Scan the entries for lines with the word "QEMUS" and copy those lines.
....
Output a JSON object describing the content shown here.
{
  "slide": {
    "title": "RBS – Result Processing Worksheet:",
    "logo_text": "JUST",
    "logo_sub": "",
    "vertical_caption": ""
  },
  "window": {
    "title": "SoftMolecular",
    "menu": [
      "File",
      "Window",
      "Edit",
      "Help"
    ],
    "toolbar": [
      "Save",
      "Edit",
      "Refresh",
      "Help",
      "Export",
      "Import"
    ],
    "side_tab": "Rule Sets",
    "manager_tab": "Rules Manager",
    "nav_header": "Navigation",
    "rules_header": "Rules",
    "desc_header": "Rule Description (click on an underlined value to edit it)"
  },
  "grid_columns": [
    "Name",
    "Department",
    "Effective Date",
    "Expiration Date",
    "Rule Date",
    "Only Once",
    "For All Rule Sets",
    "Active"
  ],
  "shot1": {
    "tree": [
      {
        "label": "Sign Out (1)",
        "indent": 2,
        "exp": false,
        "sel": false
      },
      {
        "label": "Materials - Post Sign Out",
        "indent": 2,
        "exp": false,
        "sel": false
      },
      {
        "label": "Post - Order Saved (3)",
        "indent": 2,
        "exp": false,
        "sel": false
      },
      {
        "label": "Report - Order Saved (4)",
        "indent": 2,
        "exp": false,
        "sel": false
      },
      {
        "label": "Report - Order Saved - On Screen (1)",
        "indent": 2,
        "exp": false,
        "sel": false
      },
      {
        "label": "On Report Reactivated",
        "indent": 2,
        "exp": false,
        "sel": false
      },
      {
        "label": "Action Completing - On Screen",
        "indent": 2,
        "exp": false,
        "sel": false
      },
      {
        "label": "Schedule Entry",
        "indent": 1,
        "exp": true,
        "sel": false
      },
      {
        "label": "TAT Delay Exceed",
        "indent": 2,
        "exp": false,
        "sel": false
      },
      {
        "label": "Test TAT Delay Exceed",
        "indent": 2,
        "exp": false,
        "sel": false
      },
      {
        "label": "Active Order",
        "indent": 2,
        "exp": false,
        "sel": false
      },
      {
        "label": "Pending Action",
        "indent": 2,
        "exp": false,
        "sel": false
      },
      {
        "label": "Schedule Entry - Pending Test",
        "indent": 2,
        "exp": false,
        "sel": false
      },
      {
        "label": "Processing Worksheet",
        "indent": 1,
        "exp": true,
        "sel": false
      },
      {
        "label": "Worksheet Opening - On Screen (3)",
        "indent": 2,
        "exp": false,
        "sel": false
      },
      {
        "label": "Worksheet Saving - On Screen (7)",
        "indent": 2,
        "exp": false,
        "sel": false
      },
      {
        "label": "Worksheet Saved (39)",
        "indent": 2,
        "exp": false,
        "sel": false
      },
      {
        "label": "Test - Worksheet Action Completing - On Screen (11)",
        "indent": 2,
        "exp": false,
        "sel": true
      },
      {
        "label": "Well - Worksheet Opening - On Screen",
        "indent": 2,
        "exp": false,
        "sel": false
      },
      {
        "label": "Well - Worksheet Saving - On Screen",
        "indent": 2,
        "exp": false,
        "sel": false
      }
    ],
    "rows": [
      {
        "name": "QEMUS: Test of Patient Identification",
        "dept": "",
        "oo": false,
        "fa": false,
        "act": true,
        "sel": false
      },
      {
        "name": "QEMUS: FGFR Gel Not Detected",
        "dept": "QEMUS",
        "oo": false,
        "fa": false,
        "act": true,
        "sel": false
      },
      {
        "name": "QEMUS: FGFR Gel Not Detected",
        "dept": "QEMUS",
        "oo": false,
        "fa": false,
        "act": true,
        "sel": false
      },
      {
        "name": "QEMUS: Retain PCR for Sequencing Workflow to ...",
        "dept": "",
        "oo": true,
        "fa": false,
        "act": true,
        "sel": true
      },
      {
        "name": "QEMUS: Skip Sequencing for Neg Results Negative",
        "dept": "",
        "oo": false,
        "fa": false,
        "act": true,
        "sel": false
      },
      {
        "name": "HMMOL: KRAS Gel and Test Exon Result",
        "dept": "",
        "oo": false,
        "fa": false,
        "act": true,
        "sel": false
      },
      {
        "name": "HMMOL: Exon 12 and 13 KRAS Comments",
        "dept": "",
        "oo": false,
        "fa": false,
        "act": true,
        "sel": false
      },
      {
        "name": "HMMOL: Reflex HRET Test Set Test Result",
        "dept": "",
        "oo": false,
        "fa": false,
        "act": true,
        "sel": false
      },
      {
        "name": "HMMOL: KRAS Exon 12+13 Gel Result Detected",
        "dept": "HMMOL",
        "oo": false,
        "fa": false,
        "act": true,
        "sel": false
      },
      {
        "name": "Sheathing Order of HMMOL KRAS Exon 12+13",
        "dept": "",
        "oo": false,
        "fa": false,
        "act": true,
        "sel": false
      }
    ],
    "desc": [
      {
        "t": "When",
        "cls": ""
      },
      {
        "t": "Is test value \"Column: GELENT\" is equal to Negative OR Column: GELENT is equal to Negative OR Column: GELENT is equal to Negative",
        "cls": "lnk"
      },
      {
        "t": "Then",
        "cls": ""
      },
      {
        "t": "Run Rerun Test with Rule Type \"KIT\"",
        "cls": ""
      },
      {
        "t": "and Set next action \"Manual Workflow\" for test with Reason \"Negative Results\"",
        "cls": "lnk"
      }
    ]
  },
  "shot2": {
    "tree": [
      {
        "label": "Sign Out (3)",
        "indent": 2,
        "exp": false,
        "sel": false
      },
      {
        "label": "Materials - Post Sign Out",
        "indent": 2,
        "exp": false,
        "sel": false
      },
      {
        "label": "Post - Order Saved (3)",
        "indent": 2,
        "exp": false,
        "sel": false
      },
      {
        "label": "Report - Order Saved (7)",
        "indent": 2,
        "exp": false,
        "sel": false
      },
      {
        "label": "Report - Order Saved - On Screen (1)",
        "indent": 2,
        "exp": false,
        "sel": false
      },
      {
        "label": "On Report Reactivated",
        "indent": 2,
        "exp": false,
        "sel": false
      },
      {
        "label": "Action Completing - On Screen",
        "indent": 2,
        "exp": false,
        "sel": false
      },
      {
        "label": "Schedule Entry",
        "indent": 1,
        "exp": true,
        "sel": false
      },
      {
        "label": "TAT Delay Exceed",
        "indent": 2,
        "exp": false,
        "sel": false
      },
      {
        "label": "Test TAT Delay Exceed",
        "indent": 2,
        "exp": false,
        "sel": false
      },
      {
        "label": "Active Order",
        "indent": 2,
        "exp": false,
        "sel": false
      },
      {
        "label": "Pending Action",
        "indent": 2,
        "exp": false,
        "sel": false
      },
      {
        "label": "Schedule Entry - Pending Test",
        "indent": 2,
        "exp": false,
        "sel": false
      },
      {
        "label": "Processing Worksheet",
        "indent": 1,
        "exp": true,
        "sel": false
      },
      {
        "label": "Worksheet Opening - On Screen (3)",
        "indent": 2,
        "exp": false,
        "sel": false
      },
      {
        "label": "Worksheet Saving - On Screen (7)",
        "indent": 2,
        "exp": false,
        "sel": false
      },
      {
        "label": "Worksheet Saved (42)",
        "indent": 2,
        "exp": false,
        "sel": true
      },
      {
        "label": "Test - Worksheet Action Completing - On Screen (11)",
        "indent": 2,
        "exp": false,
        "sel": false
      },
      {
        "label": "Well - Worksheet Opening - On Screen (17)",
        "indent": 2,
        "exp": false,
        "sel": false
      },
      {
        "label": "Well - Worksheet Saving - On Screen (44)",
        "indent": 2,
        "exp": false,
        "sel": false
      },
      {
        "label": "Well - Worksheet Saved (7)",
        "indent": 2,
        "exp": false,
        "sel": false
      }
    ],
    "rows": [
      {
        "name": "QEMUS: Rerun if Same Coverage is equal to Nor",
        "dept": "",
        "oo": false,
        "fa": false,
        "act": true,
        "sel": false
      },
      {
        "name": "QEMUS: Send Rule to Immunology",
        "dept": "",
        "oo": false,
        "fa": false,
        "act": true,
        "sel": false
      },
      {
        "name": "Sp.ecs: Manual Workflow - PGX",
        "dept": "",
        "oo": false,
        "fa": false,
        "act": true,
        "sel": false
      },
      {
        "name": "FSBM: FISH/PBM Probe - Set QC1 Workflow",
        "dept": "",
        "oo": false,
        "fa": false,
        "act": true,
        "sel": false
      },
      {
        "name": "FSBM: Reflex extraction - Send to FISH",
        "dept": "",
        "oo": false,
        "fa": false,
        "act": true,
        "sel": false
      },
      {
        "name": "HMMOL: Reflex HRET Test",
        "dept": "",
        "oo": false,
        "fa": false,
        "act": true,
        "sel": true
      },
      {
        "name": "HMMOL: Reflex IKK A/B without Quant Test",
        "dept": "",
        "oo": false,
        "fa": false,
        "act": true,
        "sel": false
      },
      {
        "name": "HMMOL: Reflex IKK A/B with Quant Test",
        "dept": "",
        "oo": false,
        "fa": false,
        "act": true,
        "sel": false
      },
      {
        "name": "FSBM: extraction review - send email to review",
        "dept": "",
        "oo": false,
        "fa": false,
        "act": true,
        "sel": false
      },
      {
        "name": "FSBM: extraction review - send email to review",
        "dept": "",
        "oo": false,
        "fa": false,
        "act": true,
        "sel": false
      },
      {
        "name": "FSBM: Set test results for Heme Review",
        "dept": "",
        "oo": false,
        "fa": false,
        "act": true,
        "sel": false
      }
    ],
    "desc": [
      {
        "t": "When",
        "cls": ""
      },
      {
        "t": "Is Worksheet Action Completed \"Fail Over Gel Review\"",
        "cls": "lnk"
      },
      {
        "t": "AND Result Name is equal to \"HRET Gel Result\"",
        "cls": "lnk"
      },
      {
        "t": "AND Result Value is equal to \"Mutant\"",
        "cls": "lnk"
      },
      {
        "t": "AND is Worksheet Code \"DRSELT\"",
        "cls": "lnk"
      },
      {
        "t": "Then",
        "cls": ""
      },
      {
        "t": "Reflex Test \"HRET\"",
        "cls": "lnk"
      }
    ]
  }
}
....
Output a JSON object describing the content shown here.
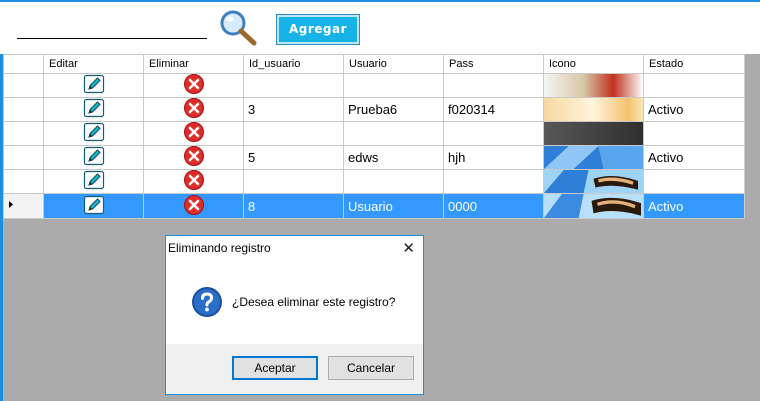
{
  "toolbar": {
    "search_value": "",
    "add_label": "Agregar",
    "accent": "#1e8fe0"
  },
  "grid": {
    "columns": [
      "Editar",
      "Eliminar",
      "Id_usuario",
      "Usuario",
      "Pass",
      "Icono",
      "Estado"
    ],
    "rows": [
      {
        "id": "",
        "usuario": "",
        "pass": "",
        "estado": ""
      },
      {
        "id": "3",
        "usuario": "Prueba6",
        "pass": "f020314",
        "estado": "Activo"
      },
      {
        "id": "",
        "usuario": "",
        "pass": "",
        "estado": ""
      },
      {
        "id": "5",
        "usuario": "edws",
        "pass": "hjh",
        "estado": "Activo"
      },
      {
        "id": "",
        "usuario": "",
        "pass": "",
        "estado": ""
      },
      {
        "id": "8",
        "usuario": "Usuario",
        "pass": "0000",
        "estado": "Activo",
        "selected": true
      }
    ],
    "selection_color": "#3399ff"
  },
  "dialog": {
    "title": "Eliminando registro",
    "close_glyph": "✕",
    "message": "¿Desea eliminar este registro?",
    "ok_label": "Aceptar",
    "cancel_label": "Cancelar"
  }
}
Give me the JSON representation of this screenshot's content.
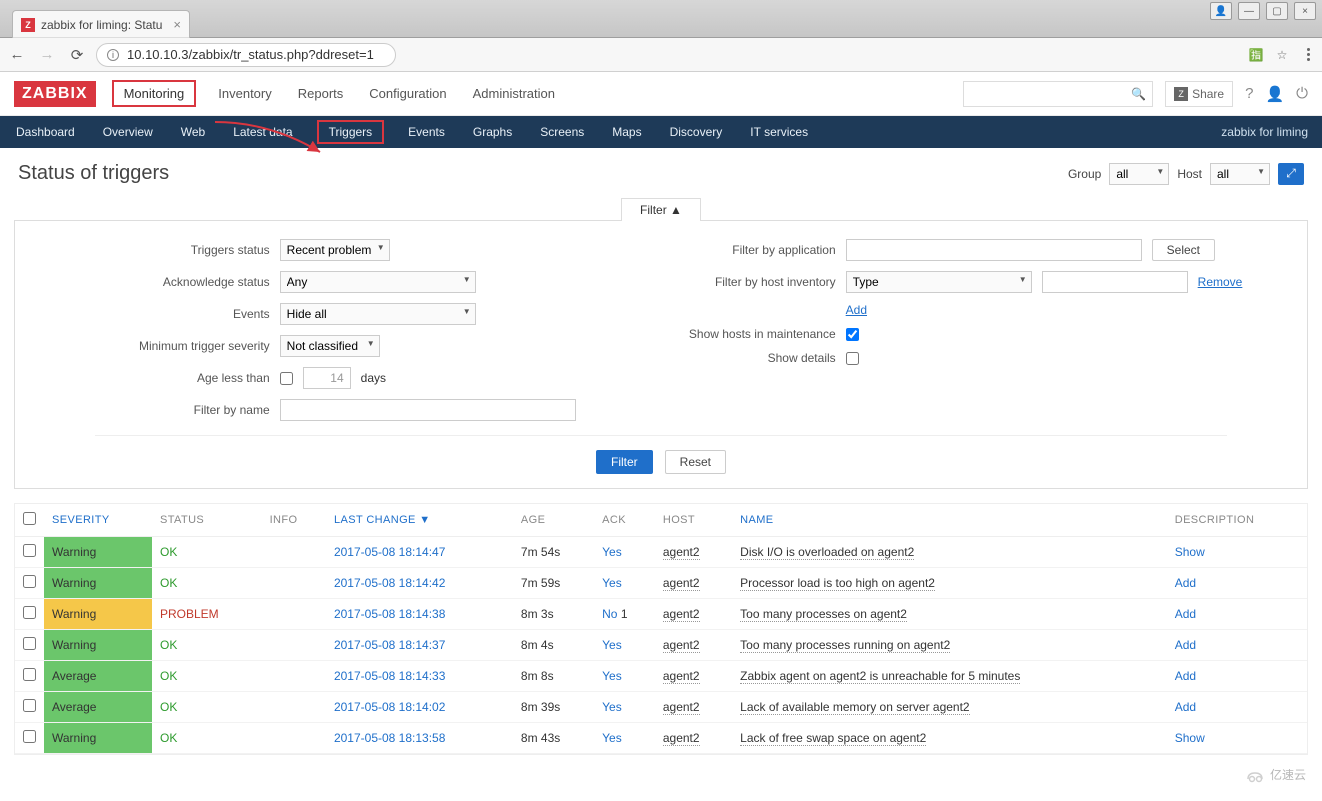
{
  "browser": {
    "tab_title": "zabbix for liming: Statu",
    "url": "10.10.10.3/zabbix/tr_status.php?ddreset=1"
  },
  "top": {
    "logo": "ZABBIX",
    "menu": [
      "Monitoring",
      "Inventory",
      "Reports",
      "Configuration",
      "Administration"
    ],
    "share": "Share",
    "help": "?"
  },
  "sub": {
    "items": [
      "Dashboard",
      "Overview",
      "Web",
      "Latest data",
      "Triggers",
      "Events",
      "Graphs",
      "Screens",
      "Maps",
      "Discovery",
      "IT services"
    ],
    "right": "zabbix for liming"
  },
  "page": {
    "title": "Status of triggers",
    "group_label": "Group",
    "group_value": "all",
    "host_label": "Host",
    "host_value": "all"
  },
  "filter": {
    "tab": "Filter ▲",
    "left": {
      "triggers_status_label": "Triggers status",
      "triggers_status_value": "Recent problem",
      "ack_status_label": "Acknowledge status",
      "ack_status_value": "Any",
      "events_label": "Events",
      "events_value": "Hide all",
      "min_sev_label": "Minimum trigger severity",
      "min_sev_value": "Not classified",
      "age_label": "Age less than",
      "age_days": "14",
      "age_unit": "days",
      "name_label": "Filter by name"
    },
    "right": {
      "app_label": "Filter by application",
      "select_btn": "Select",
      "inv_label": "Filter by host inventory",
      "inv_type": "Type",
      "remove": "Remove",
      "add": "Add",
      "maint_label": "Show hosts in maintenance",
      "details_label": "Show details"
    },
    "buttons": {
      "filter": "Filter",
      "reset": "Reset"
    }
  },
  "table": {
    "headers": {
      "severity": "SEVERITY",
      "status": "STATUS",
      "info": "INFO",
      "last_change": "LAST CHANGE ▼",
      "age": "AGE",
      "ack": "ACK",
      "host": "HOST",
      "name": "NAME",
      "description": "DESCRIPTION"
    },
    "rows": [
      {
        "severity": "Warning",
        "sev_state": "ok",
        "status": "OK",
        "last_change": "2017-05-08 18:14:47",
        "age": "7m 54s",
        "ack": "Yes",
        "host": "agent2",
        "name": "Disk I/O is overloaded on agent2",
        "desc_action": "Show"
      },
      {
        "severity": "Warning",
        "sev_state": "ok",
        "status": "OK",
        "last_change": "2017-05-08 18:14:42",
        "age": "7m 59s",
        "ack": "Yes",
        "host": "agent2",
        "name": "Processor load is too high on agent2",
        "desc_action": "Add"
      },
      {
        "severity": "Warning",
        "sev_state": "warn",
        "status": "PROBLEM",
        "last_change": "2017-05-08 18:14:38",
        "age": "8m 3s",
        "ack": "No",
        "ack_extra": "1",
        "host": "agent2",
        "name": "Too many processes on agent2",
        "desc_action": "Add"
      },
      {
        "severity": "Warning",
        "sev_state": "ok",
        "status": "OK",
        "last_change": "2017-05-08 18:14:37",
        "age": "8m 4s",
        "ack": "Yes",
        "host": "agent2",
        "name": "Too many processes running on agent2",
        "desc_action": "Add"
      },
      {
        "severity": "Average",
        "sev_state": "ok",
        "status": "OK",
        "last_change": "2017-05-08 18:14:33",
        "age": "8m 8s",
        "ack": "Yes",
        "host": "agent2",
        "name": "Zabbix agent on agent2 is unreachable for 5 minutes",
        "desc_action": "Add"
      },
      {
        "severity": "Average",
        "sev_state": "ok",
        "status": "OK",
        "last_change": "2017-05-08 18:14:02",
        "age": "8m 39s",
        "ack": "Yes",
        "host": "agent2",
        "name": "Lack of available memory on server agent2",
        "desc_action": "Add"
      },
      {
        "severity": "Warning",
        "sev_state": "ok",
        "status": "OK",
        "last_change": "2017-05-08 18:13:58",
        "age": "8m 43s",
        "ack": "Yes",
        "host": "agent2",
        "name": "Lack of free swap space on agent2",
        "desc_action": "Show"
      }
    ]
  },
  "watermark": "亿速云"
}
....
Task response →
        "name": "QEMUS: Test of Patient Identification",
        "name": "QEMUS: FGFR Gel Not Detected",
        "dept": "QEMUS",
        "name": "QEMUS: FGFR Gel Not Detected",
        "dept": "QEMUS",
        "name": "QEMUS: Retain PCR for Sequencing Workflow to ...",
        "name": "QEMUS: Skip Sequencing for Neg Results Negative",
        "name": "QEMUS: Rerun if Same Coverage is equal to Nor",
        "name": "QEMUS: Send Rule to Immunology",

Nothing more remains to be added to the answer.